The opening of the new Zagreb airport terminal has inspired me to write about some of the most successful architectural projects of last decade or so in Croatia. Each project was very large with varying levels of difficulty. Most of them were adjusted during construction as challenges arose, but each project has received good feedback from both the community and professionals.
- The Museum of Vučedol Culture in Vukovar, Srijem (2015). Architects: Radionica Kulture (Iva Pejić, Goran Rako, Josip Sabolić i Mario Škarijot)

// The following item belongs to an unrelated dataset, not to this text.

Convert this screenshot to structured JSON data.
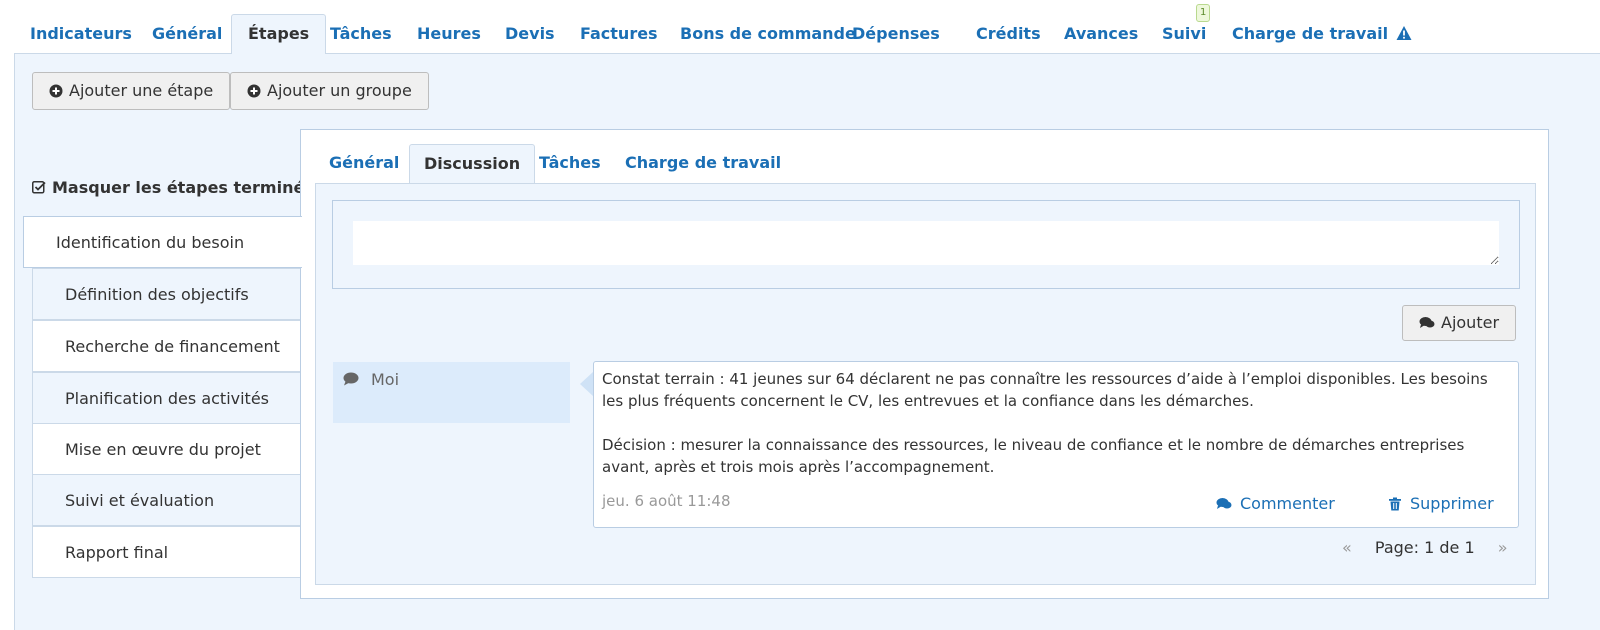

Vukovar, an old city that was situated on the banks of the Danube before the atrocities of war hit it in early 1990s, was a significant river harbour and a well-known site of the Neolithic Vučedol culture. This early copper-age culture was spread out over parts of the Pannonian plain and the Western Balkans, which in Croatia is situated in the regions of Slavonija and Srijem.
Since this Vučedol archaeological site is of great importance on both a national and a regional scale, the Croatian Government decided to support a demanding project to build this exquisite building, which incorporates the archaeological site and museum.
The architecture is incorporated into the landscape, and wide terraces and ramps are built into the surrounding environment giving access to the museum. This successfully integrates the architecture with the green valley of Srijem and the Danube river nearby.
The archaeological site is accessible not only through the museum but also by means of the green roof, and thus when walking through the museum you pass a part of the site.
- The Lone Hotel in Rovinj, Istria (2011). Architects: Studio 3LHD
This hotel looks powerful. On the outside it reminds me of a modern ship, but on the inside you feel like you are in a modern museum. Its construction is minimalistic and modern – horizontal cubes with soft angles and terraces that look like stripes.
Among its green surroundings, the building looks very sophisticated. The Lone Hotel opened a few years ago and gained recognition not only as a successful architectural piece, but also as a well-equipped hotel.
It stands in a small bay where it is well incorporated into its natural surroundings. On the one side of it is the little peninsula, and on the other is the old town, making its offer very appealing. Apart from having the hotel for entertainment, you therefore also have access to both nature and nightlife.
- The Sea Organs in Zadar, Dalmatia (2005). Architects: Nikola Bašić, Ivica Stamać, Vladimir Andročec and Atelier Heferer
The Sea Organs are situated in the western part of the Zadar peninsula.
They are 75 m long and have been completely built into the sidewalk. Underneath the simple stone steps are pipes that produce a sound each time a wave hits the shore. The unique sounds and their simple architecture has become the symbol of Zadar.
This is a great example of how to change an ordinary boardwalk into an interesting and calming attraction. The pleasant sea surroundings and a sunset that is, according to Alfred Hitchcock, the most wonderful in the world, adds more charm. When the weather is nice, the stairs (that resemble large stone beds) get pleasantly warm and people have been known to lay down here and soak up the sun.
- Academy of Music at the University of Zagreb, Zagreb (2014). Architect: Milan Šosterić
From the get-go, I must say that this project was a very challenging one, due both to the parameters thereof and the space available.
The academy was built in Zagreb’s historic square on a site where a previous building had stood forgotten for decades. Back in the day, it was supposed to be a modern building representative of the 1960s, but the project was changed so much during construction that the architect, Stanko Fabris, completely distanced himself from it out of dissatisfaction. After years of back-and-forth attempts to revalorise this unfortunate building, the City of Zagreb finally accepted the project proposal of the young architect Milan Šosterić and the University of Zagreb’s Academy of Music finally got a home after years of waiting.
The original building was partly destroyed, but the new project nicely pays homage to it as the new building’s height and volume more or less corresponds to the old. The front facade has kept with the idea of a glass grid, but Šosterić has added some young charm to the building, such as the big concert hall situated on the roof that is painted in a rainbow palette. Although this cheerful building seems a bit out-of-place in its surroundings, I find it very charming.
- Airport Franjo Tuđman, City of Zagreb and City of Velika Gorica (2017). Architects: Branko Kincl, Velimir Neidhardt, Jure Radić
There came a time when Croatia needed to adapt itself to modern standards and let go of old and small communistic buildings.
The new terminal of Zagreb’s Franjo Tuđman (the first president of Croatia from 1991-2000) Airport, is a small terminal located not far from the old one. It consists of two main parts – a square building with its characteristic wavy roof, and a curved tube that looks as if it has been “squeezed” to which the airplane ramps are connected. The basic materials are glass and steel.
I find the subtle contrast between the interior and exterior very appealing. Outside, shape is the overpowering element, but inside you find that the open construction becomes the attraction.
Realising the project was very complex. In spite of this, the final product has proven to be satisfactory to public and passengers alike, and the terminal has become the star of Croatia’s capital!